##### Data for analysis #####

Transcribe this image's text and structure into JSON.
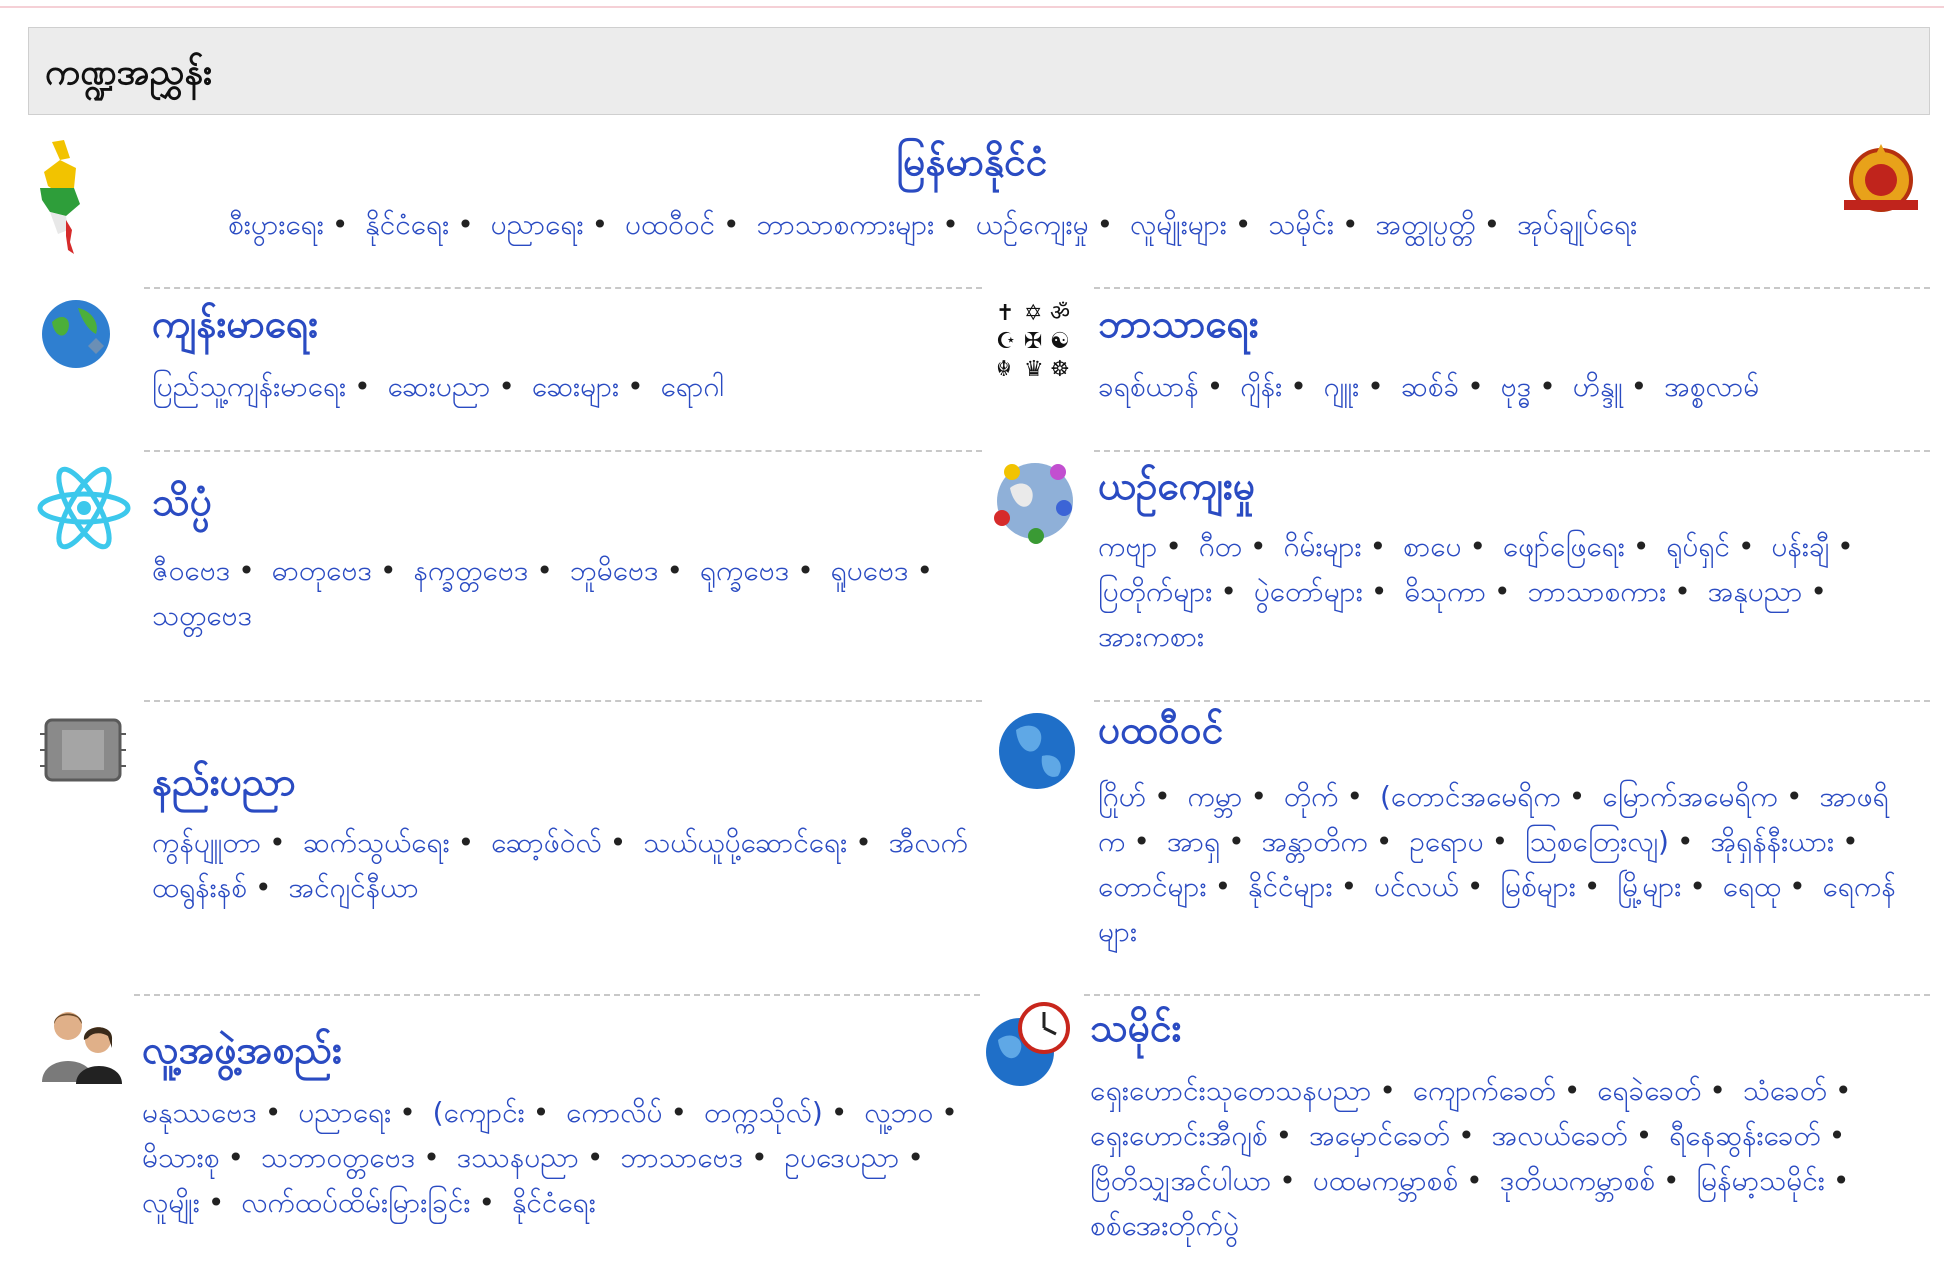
{
  "title": "ကဏ္ဍအညွှန်း",
  "myanmar": {
    "heading": "မြန်မာနိုင်ငံ",
    "links": [
      "စီးပွားရေး",
      "နိုင်ငံရေး",
      "ပညာရေး",
      "ပထဝီဝင်",
      "ဘာသာစကားများ",
      "ယဉ်ကျေးမှု",
      "လူမျိုးများ",
      "သမိုင်း",
      "အတ္ထုပ္ပတ္တိ",
      "အုပ်ချုပ်ရေး"
    ]
  },
  "sections": {
    "health": {
      "heading": "ကျန်းမာရေး",
      "links": [
        "ပြည်သူ့ကျန်းမာရေး",
        "ဆေးပညာ",
        "ဆေးများ",
        "ရောဂါ"
      ]
    },
    "religion": {
      "heading": "ဘာသာရေး",
      "links": [
        "ခရစ်ယာန်",
        "ဂျိန်း",
        "ဂျူး",
        "ဆစ်ခ်",
        "ဗုဒ္ဓ",
        "ဟိန္ဒူ",
        "အစ္စလာမ်"
      ]
    },
    "science": {
      "heading": "သိပ္ပံ",
      "links": [
        "ဇီဝဗေဒ",
        "ဓာတုဗေဒ",
        "နက္ခတ္တဗေဒ",
        "ဘူမိဗေဒ",
        "ရုက္ခဗေဒ",
        "ရူပဗေဒ",
        "သတ္တဗေဒ"
      ]
    },
    "culture": {
      "heading": "ယဉ်ကျေးမှု",
      "links": [
        "ကဗျာ",
        "ဂီတ",
        "ဂိမ်းများ",
        "စာပေ",
        "ဖျော်ဖြေရေး",
        "ရုပ်ရှင်",
        "ပန်းချီ",
        "ပြတိုက်များ",
        "ပွဲတော်များ",
        "ဓိသုကာ",
        "ဘာသာစကား",
        "အနုပညာ",
        "အားကစား"
      ]
    },
    "technology": {
      "heading": "နည်းပညာ",
      "links": [
        "ကွန်ပျူတာ",
        "ဆက်သွယ်ရေး",
        "ဆော့ဖ်ဝဲလ်",
        "သယ်ယူပို့ဆောင်ရေး",
        "အီလက်ထရွန်းနစ်",
        "အင်ဂျင်နီယာ"
      ]
    },
    "geography": {
      "heading": "ပထဝီဝင်",
      "links": [
        "ဂြိုဟ်",
        "ကမ္ဘာ",
        "တိုက်",
        "(တောင်အမေရိက",
        "မြောက်အမေရိက",
        "အာဖရိက",
        "အာရှ",
        "အန္တာတိက",
        "ဥရောပ",
        "ဩစတြေးလျ)",
        "အိုရှန်နီးယား",
        "တောင်များ",
        "နိုင်ငံများ",
        "ပင်လယ်",
        "မြစ်များ",
        "မြို့များ",
        "ရေထု",
        "ရေကန်များ"
      ]
    },
    "society": {
      "heading": "လူ့အဖွဲ့အစည်း",
      "links": [
        "မနုဿဗေဒ",
        "ပညာရေး",
        "(ကျောင်း",
        "ကောလိပ်",
        "တက္ကသိုလ်)",
        "လူ့ဘဝ",
        "မိသားစု",
        "သဘာဝတ္တဗေဒ",
        "ဒဿနပညာ",
        "ဘာသာဗေဒ",
        "ဥပဒေပညာ",
        "လူမျိုး",
        "လက်ထပ်ထိမ်းမြားခြင်း",
        "နိုင်ငံရေး"
      ]
    },
    "history": {
      "heading": "သမိုင်း",
      "links": [
        "ရှေးဟောင်းသုတေသနပညာ",
        "ကျောက်ခေတ်",
        "ရေခဲခေတ်",
        "သံခေတ်",
        "ရှေးဟောင်းအီဂျစ်",
        "အမှောင်ခေတ်",
        "အလယ်ခေတ်",
        "ရီနေဆွန်းခေတ်",
        "ဗြိတိသျှအင်ပါယာ",
        "ပထမကမ္ဘာစစ်",
        "ဒုတိယကမ္ဘာစစ်",
        "မြန်မာ့သမိုင်း",
        "စစ်အေးတိုက်ပွဲ"
      ]
    }
  },
  "icons": {
    "map": "myanmar-map-icon",
    "emblem": "state-seal-icon",
    "health": "globe-medical-icon",
    "religion": "religious-symbols-icon",
    "science": "atom-icon",
    "culture": "culture-globe-icon",
    "technology": "chip-icon",
    "geography": "earth-globe-icon",
    "society": "people-icon",
    "history": "globe-clock-icon"
  },
  "colors": {
    "link": "#2a4bc2",
    "title_bg": "#ececec",
    "dash": "#c8c8c8"
  }
}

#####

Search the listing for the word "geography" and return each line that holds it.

• Expected output
    "geography": {
    "geography": "earth-globe-icon",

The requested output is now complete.